Last week, I was at Indian grocers and fresh bunches of gongura (sorrel leaves) were calling out to me from almost every other shopping cart. And, that's how a bunch of fresh gongura leaves found its way into my pantry too! Even better, I have a telugu family (from Andhra) who recently moved in next door. Now, do the math yourself!!
Gongura leaves, one of the quintessential ingredients of Andhra cuisine, is known for its sourness. Pickled gongura is the most popular version of all. Gongura comes in two varieties, green stemmed and red stemmed leaves. The red stemmed variety is more sour than the green stemmed ones. You could probably use less number of chillies, if using the green stemmed variety.
Thanks to my neighbor, she was kind enough to share this 'authentic' recipe with me. Gongura thogayal came out to be tangy, spicy and really very tasty as a rice mix. I loved it even more with curd rice. Use only dry jar and spoons for longer shelf life. Store it in the refrigerator and the thogayal can be used for upto a week.
Complexity - Simple
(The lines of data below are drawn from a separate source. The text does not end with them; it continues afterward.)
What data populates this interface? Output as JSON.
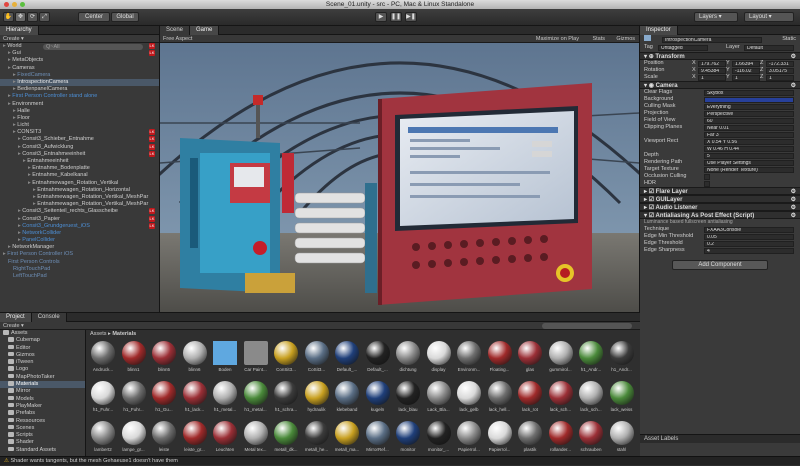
{
  "window": {
    "title": "Scene_01.unity - src - PC, Mac & Linux Standalone"
  },
  "toolbar": {
    "center": "Center",
    "global": "Global",
    "layers": "Layers",
    "layout": "Layout"
  },
  "hierarchy": {
    "tab": "Hierarchy",
    "create": "Create",
    "search": "Q~All",
    "items": [
      {
        "label": "World",
        "indent": 0,
        "style": "normal",
        "lock": true
      },
      {
        "label": "Gui",
        "indent": 1,
        "style": "normal",
        "lock": true
      },
      {
        "label": "MetaObjects",
        "indent": 1,
        "style": "normal",
        "lock": false
      },
      {
        "label": "Cameras",
        "indent": 1,
        "style": "normal",
        "lock": false
      },
      {
        "label": "FixedCamera",
        "indent": 2,
        "style": "dim",
        "lock": false
      },
      {
        "label": "IntrospectionCamera",
        "indent": 2,
        "style": "sel",
        "lock": false
      },
      {
        "label": "BedienpanelCamera",
        "indent": 2,
        "style": "normal",
        "lock": false
      },
      {
        "label": "First Person Controller stand alone",
        "indent": 1,
        "style": "blue",
        "lock": false
      },
      {
        "label": "Environment",
        "indent": 1,
        "style": "normal",
        "lock": false
      },
      {
        "label": "Halle",
        "indent": 2,
        "style": "normal",
        "lock": false
      },
      {
        "label": "Floor",
        "indent": 2,
        "style": "normal",
        "lock": false
      },
      {
        "label": "Licht",
        "indent": 2,
        "style": "normal",
        "lock": false
      },
      {
        "label": "CONSIT3",
        "indent": 2,
        "style": "normal",
        "lock": true
      },
      {
        "label": "Consit3_Schieber_Entnahme",
        "indent": 3,
        "style": "normal",
        "lock": true
      },
      {
        "label": "Consit3_Aufwicklung",
        "indent": 3,
        "style": "normal",
        "lock": true
      },
      {
        "label": "Consit3_Entnahmeeinheit",
        "indent": 3,
        "style": "normal",
        "lock": true
      },
      {
        "label": "Entnahmeeinheit",
        "indent": 4,
        "style": "normal",
        "lock": false
      },
      {
        "label": "Entnahme_Bodenplatte",
        "indent": 5,
        "style": "normal",
        "lock": false
      },
      {
        "label": "Entnahme_Kabelkanal",
        "indent": 5,
        "style": "normal",
        "lock": false
      },
      {
        "label": "Entnahmewagen_Rotation_Vertikal",
        "indent": 5,
        "style": "normal",
        "lock": false
      },
      {
        "label": "Entnahmewagen_Rotation_Horizontal",
        "indent": 6,
        "style": "normal",
        "lock": false
      },
      {
        "label": "Entnahmewagen_Rotation_Vertikal_MeshPar",
        "indent": 6,
        "style": "normal",
        "lock": false
      },
      {
        "label": "Entnahmewagen_Rotation_Vertikal_MeshPar",
        "indent": 6,
        "style": "normal",
        "lock": false
      },
      {
        "label": "Consit3_Seitenteil_rechts_Glasscheibe",
        "indent": 3,
        "style": "normal",
        "lock": true
      },
      {
        "label": "Consit3_Papier",
        "indent": 3,
        "style": "normal",
        "lock": true
      },
      {
        "label": "Consit3_Grundgeruest_iOS",
        "indent": 3,
        "style": "blue",
        "lock": true
      },
      {
        "label": "NetworkCollider",
        "indent": 3,
        "style": "blue",
        "lock": false
      },
      {
        "label": "PanelCollider",
        "indent": 3,
        "style": "blue",
        "lock": false
      },
      {
        "label": "NetworkManager",
        "indent": 1,
        "style": "normal",
        "lock": false
      },
      {
        "label": "First Person Controller iOS",
        "indent": 0,
        "style": "dim",
        "lock": false
      },
      {
        "label": "First Person Controls",
        "indent": 1,
        "style": "dim",
        "lock": false
      },
      {
        "label": "RightTouchPad",
        "indent": 2,
        "style": "dim",
        "lock": false
      },
      {
        "label": "LeftTouchPad",
        "indent": 2,
        "style": "dim",
        "lock": false
      }
    ]
  },
  "scene": {
    "tab_scene": "Scene",
    "tab_game": "Game",
    "aspect": "Free Aspect",
    "maximize": "Maximize on Play",
    "stats": "Stats",
    "gizmos": "Gizmos"
  },
  "inspector": {
    "tab": "Inspector",
    "object_name": "IntrospectionCamera",
    "static": "Static",
    "tag_label": "Tag",
    "tag": "Untagged",
    "layer_label": "Layer",
    "layer": "Default",
    "transform": {
      "title": "Transform",
      "rows": [
        {
          "label": "Position",
          "x": "179.762",
          "y": "1.66394",
          "z": "-172.331"
        },
        {
          "label": "Rotation",
          "x": "9.45384",
          "y": "-116.02",
          "z": "3.05175"
        },
        {
          "label": "Scale",
          "x": "1",
          "y": "1",
          "z": "1"
        }
      ]
    },
    "camera": {
      "title": "Camera",
      "rows": [
        {
          "label": "Clear Flags",
          "value": "Skybox"
        },
        {
          "label": "Background",
          "value": ""
        },
        {
          "label": "Culling Mask",
          "value": "Everything"
        },
        {
          "label": "Projection",
          "value": "Perspective"
        },
        {
          "label": "Field of View",
          "value": "60"
        },
        {
          "label": "Clipping Planes",
          "value": "Near 0.01"
        },
        {
          "label": "",
          "value": "Far 3"
        },
        {
          "label": "Viewport Rect",
          "value": "X 0.54   Y 0.56"
        },
        {
          "label": "",
          "value": "W 0.46   H 0.44"
        },
        {
          "label": "Depth",
          "value": "5"
        },
        {
          "label": "Rendering Path",
          "value": "Use Player Settings"
        },
        {
          "label": "Target Texture",
          "value": "None (Render Texture)"
        },
        {
          "label": "Occlusion Culling",
          "value": ""
        },
        {
          "label": "HDR",
          "value": ""
        }
      ]
    },
    "components": [
      "Flare Layer",
      "GUILayer",
      "Audio Listener",
      "Antialiasing As Post Effect (Script)"
    ],
    "aa_desc": "Luminance based fullscreen antialiasing",
    "aa_rows": [
      {
        "label": "Technique",
        "value": "FXAA3Console"
      },
      {
        "label": "Edge Min Threshold",
        "value": "0.05"
      },
      {
        "label": "Edge Threshold",
        "value": "0.2"
      },
      {
        "label": "Edge Sharpness",
        "value": "4"
      }
    ],
    "add_component": "Add Component",
    "asset_labels": "Asset Labels"
  },
  "project": {
    "tab_project": "Project",
    "tab_console": "Console",
    "create": "Create",
    "breadcrumb_root": "Assets",
    "breadcrumb_current": "Materials",
    "tree": [
      "Assets",
      "Cubemap",
      "Editor",
      "Gizmos",
      "iTween",
      "Logo",
      "MapPhotoTaker",
      "Materials",
      "Mirror",
      "Models",
      "PlayMaker",
      "Prefabs",
      "Ressources",
      "Scenes",
      "Scripts",
      "Shader",
      "Standard Assets"
    ],
    "materials": [
      [
        "Andruck...",
        "blinn1",
        "blinn5",
        "blinn6",
        "Boden",
        "Car Paint...",
        "ConSit3...",
        "CoSit3...",
        "Default_...",
        "Default_...",
        "dichtung",
        "display",
        "Environm...",
        "Floating...",
        "glas",
        "gummirol...",
        "h1_Andr...",
        "h1_Andr..."
      ],
      [
        "h1_Fuhr...",
        "h1_Fuhr...",
        "h1_Gu...",
        "h1_lack...",
        "h1_metal...",
        "h1_metal...",
        "h1_schra...",
        "hydraulik",
        "klebeband",
        "kugeln",
        "lack_blau",
        "Lack_Bla...",
        "lack_gelb",
        "lack_hell...",
        "lack_rot",
        "lack_sch...",
        "lack_sch...",
        "lack_weiss"
      ],
      [
        "lambert2",
        "lampe_gr...",
        "leiste",
        "leiste_gr...",
        "Leuchten",
        "Metal tex...",
        "metall_dk...",
        "metall_he...",
        "metall_ma...",
        "MirrorRef...",
        "monitor",
        "monitor_...",
        "Papierrol...",
        "Papierrol...",
        "plastik",
        "rollander...",
        "schrauben",
        "stahl"
      ]
    ]
  },
  "status": {
    "message": "Shader wants tangents, but the mesh Gehaeuse1 doesn't have them"
  }
}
Prep time - 30 mins
Cook time - 30 mins
Serves - about a cup
Gongura leaves - 1 bunch (red stemmed variety)
Turmeric powder - 1/4 tsp
Mustard seeds - 1/2 tsp
Sesame oil - 1/2 - 3/4 cup
Hing - 1 small piece
Fenugreek seeds - 1.5 tsp
Coriander seeds - 2 tsp
Dry red chillies - 12-15 nos
Salt - 2-3 tsp
Separate gongura leaves from the stem; discard the stem. Wash the gongura leaves in running tap water and pat them dry using a kitchen towel.
In a pan, heat a tsp of sesame oil, and roast hing, fenugreek seeds, coriander seeds, dry red chillies until crisp. Let it cool completely. When cooled, grind everything together into fine powder (do not add water).
In the same pan, add 1/4 cup of sesame oil and when hot, add the dried sorrel leaves, turmeric powder, salt and saute until the color changes and the leaves turns soft & mushy.
Add the powdered spices and mix & mash it up with the leaves to thogayal consistency with the back of a ladle.
In the meanwhile, heat a tsp of oil, splutter mustard seeds and mix it with the thogayal. Heat rest of the oil and add that to the thogayal too.
Spicy, tangy, tasty rice mix is ready for use!
- Don't fret at the number of red chillies used (just as I did when I got the recipe). You need them all to counter the tanginess of sorrel leaves.
- If you don't dry the sorrel leaves before frying, the oil might splatter as soon as you put the leaves into the oil.
- More the oil, better the taste and shelf life of the thogayal.
- Only sesame oil can bring out the authentic taste of the thogayal.